Greece gets ready to welcome back tourists this summer

Greece gets ready to welcome back tourists this summer

The Mediterranean idyll has plans in place to ensure visitors have enthralling, diverse and safe experiences throughout the second half of 2020 and beyond


From 1 July, international tourists should be able to enjoy vacations in Greece again after a break of four months. According to World Travel and Tourism Council (WTTC) President and CEO Gloria Guevara, the government of the world’s 13th most-popular destination deserves applause for an “incredibly swift response to COVID-19” that limited its spread. She predicts that this response, alongside new measures developed to ensure safety in tourism, should see the country through to a fast recovery and make it one of the first in Europe to welcome tourists back. Greek operators are also optimistic that they will be offering hospitality to significant numbers this summer, says Stavros Mitsis, CEO of one leading company, Mitsis Hotels: “Greece appears to be the safest destination in the region, which will boost tourism.”

 Tourism in the Mediterranean hotspot was thriving before the government introduced a lockdown in March. According to the WTTC, the sector grew by 12 percent in 2019 to generate €39 billion, nearly 21 percent of Greece’s economy, with over 31 million people visiting its stunning mainland and islands. Much of this growth is due to a recognition that the country is not just an idyllic sea-and-sand summer destination. “Greece offers many experiences throughout the year. It’s a historical destination, a culinary destination and is full of fascinating contemporary culture. We even have snow-topped mountains for winter skiing,” says Minister of Tourism Haris Theocharis. In an interview with CNN, Prime Minister Kyriakos Mitsotakis also highlighted that Greece is a prime location for yachting and agritourism, which he believes could prove particularly attractive at the moment.


Rebooting Greek tourism safely

Greece intends to relaunch domestic and international tourism gradually. Its wealth of archaeological gems will be accessible from 18 May. City hotels will follow on 1 June, the same day that restaurants are due to start serving their mouth-watering Mediterranean cuisine again. According to the three-pronged plan developed by the Ministry of Tourism and the National Public Health Organization, international guests will be formally welcomed from 1 July—when seasonal accommodation, touristic transport and marinas can reopen—as long as strict safety measures, the first and most important arm of the plan, are followed. The guidelines for hotels demonstrate the thoroughness of these. Staff will have daily temperature checks, and be fully trained in all safety matters, including safe distancing and responding to suspected infections. Doctors will be available to conduct testing quickly, with anyone carrying the virus being moved to nearby specialist hotels. In addition, staff will be able to advise on extra precautions, such as wearing facemasks in some public places.
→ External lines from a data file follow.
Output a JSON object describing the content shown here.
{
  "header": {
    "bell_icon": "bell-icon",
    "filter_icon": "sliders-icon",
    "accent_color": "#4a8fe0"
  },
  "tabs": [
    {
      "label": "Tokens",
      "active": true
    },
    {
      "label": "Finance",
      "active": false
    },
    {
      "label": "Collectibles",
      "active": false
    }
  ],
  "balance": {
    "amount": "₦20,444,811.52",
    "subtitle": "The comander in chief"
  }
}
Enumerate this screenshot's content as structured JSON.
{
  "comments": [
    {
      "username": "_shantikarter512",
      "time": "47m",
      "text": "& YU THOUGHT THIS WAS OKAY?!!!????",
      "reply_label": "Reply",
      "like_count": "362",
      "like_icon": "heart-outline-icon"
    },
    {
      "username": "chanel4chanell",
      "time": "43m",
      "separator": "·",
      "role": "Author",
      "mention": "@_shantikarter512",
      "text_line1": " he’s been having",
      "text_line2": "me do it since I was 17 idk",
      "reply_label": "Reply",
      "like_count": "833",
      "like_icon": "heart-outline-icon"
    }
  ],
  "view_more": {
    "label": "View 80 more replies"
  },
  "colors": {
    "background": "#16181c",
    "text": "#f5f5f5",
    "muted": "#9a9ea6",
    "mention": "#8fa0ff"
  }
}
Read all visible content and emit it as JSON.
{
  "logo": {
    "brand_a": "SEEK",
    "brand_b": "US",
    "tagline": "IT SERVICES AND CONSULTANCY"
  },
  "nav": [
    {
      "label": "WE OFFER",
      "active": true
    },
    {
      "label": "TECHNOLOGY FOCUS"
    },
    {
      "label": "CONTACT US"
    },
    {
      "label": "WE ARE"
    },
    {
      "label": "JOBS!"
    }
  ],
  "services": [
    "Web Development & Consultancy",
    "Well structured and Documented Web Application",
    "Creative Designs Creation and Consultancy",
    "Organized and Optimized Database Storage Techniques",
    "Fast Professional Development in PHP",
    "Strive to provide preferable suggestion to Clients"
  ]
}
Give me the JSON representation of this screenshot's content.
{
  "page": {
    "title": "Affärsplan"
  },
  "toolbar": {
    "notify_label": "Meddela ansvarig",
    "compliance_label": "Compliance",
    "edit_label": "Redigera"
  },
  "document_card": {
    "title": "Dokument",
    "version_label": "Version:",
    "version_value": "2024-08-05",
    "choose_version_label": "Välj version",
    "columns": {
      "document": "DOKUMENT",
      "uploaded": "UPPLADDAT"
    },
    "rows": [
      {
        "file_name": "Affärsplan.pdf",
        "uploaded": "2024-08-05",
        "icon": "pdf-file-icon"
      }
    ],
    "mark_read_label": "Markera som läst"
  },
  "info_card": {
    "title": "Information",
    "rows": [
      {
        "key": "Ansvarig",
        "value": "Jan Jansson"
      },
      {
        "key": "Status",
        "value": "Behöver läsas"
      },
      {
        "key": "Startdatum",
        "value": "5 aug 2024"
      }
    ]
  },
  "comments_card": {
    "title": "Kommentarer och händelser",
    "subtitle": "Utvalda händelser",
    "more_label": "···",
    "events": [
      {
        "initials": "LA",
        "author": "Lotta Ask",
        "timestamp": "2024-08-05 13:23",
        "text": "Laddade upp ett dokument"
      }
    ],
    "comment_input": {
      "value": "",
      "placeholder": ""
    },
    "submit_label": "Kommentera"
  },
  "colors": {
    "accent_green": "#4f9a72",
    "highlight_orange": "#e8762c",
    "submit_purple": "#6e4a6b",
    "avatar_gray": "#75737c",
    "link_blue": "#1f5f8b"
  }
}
The strategy’s second part involves international collaboration on the safe resumption of travel. As well as taking the temperature of tourists entering Greece, the plan states they should provide proof of a recent negative COVID-19 test from their own country. Any post-vacation testing would also only happen in the tourist’s home nation. The government is negotiating within the European Union for this “health passport” system to be adopted by all member states. In the meantime, it has made bilateral agreements with countries such as Bulgaria, Israel and Cyprus, and is in discussion with others.

The final prong—promotion—began with a new digital platform, “Greece From Home”, that offers inspiring videos and live streams of diverse locations and experts like chefs, artists and musicians in action. The platform allows those not currently able to visit to absorb authentic Greek experiences, while also providing access to training for the local population that will ensure hospitality services are even better when they restart. It was created by a young team led by Greece’s chief creative officer, Steve Vranakis, former executive director of Google’s Creative Lab for Europe, the Middle East and Africa, who sees it as part of a new approach for tourism. “We’re getting tons of people who want to put their content out there, from travel and history to culture. It’s great to see that,” he told the Kathimerini newspaper.


Investing in a post-coronavirus future

As well as safely restarting tourism, the government is moving forward with an ambitious 10-year development plan that will “enhance the competitiveness, quality, authenticity and sustainability of our tourism product,” says Theocharis. This month, for example, it was confirmed that the U.S.’s Mohegan Gaming & Entertainment (MGE) and its Greek partner GEK Terna are the winning investors for a resort and casino complex at Hellinikon near Athens, Europe’s biggest urban redevelopment scheme.

MGE are not the only firm currently looking at tourism and related infrastructure projects, states Georgios Filiopoulos, CEO of investment and promotion agency Enterprise Greece: “There is still strong international interest. Greece’s long-term prospects have not changed, and the fact that the Greek government acted quickly and decisively in containing coronavirus sends the message that Greece is a safe country to visit or invest in.” Prime Minister Mitsotakis has an additional message for visitors. “The tourism experience this summer may be slightly different,” he told CNN, “But you will still have a fantastic experience in Greece.”